Meet the people who won't have sex until they're sterilized

Sasha spent time volunteering with children to see if she’d change her mind. It only solidified her feelings. “I didn’t dislike the kids, [but] I just wasn’t comfortable there,” she said. “I realized that parenting a young kid would just not be for me.”

She began researching permanent contraception in the form of a sterilization procedure. Sasha made the decision to not have sex until she could afford the surgery. To this day, she hasn’t been able to get one. So Sasha, who is now 25 and lives in Minneapolis, hasn’t had sex since her sophomore year of college…

Part of the problem, Sasha and others say, is how difficult it can be for young women and non-binary people to convince doctors they will not “regret” opting into a procedure that leaves them unable to have children for the rest of their lives. Women in the United States must be 21 to have their sterilizations covered by Medicaid or the Indian Health Service. Those with private insurance do not have that age restriction.
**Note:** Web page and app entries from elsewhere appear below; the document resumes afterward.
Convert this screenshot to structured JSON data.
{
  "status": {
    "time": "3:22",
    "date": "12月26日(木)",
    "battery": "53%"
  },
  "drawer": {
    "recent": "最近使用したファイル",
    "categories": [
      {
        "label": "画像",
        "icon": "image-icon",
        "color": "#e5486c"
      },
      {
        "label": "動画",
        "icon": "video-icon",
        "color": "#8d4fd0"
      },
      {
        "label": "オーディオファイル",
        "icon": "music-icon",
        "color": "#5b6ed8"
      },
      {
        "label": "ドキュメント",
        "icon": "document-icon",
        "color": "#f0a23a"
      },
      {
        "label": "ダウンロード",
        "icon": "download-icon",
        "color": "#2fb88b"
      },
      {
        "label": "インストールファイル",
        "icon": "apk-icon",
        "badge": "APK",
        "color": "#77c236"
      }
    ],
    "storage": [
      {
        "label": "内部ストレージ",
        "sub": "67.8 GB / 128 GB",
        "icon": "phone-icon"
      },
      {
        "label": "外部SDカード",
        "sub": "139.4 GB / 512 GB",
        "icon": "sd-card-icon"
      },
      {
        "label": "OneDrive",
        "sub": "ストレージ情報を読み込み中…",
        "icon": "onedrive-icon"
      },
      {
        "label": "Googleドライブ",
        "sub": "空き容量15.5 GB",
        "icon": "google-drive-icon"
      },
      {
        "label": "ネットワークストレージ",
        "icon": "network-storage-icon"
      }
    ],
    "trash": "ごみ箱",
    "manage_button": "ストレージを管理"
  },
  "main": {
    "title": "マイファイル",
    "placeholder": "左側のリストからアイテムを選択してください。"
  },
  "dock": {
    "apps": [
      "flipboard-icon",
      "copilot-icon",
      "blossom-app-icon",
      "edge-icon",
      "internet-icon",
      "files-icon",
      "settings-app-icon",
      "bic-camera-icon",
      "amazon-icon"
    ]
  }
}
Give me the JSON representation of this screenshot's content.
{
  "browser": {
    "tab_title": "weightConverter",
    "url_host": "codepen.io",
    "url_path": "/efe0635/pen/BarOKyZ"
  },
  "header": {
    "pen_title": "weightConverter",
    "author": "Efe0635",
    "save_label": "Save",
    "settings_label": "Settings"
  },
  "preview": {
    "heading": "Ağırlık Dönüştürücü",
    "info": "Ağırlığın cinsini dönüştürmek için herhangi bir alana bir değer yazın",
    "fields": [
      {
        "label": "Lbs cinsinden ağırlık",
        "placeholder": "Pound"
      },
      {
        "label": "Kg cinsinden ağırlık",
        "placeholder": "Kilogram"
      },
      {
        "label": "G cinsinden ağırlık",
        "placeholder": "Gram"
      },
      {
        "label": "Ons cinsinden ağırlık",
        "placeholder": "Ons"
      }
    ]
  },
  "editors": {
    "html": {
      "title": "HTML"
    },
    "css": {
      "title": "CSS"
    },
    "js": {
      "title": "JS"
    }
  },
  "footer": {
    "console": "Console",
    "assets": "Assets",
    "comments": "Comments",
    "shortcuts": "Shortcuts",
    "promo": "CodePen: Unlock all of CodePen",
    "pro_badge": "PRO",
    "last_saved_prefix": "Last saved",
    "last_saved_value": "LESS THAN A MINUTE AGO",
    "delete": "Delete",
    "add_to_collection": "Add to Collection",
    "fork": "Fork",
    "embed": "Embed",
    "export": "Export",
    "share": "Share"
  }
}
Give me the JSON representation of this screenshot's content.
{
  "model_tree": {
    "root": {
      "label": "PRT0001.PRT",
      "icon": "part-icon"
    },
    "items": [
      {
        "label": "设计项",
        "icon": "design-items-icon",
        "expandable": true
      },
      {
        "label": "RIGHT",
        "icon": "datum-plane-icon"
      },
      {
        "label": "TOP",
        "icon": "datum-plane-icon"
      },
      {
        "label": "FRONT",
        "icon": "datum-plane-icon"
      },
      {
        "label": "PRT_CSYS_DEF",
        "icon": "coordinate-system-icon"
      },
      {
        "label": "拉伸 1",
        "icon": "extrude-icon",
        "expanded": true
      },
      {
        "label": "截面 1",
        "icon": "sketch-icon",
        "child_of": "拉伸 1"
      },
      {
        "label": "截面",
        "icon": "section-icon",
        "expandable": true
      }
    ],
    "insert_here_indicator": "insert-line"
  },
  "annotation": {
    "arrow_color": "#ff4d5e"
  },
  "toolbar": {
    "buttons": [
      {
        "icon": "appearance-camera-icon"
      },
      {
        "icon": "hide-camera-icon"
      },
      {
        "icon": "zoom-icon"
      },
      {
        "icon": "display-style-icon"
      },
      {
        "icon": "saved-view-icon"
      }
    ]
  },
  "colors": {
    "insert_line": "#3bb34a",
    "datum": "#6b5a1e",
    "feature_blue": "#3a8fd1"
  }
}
One study cited by the American College of Obstetricians and Gynecologists (ACOG) reported that around 20 percent of women who get the procedure before they are 30 feel “regretful” afterwards. That risk of regret drops down to 6 percent for women who are sterilized after age 30.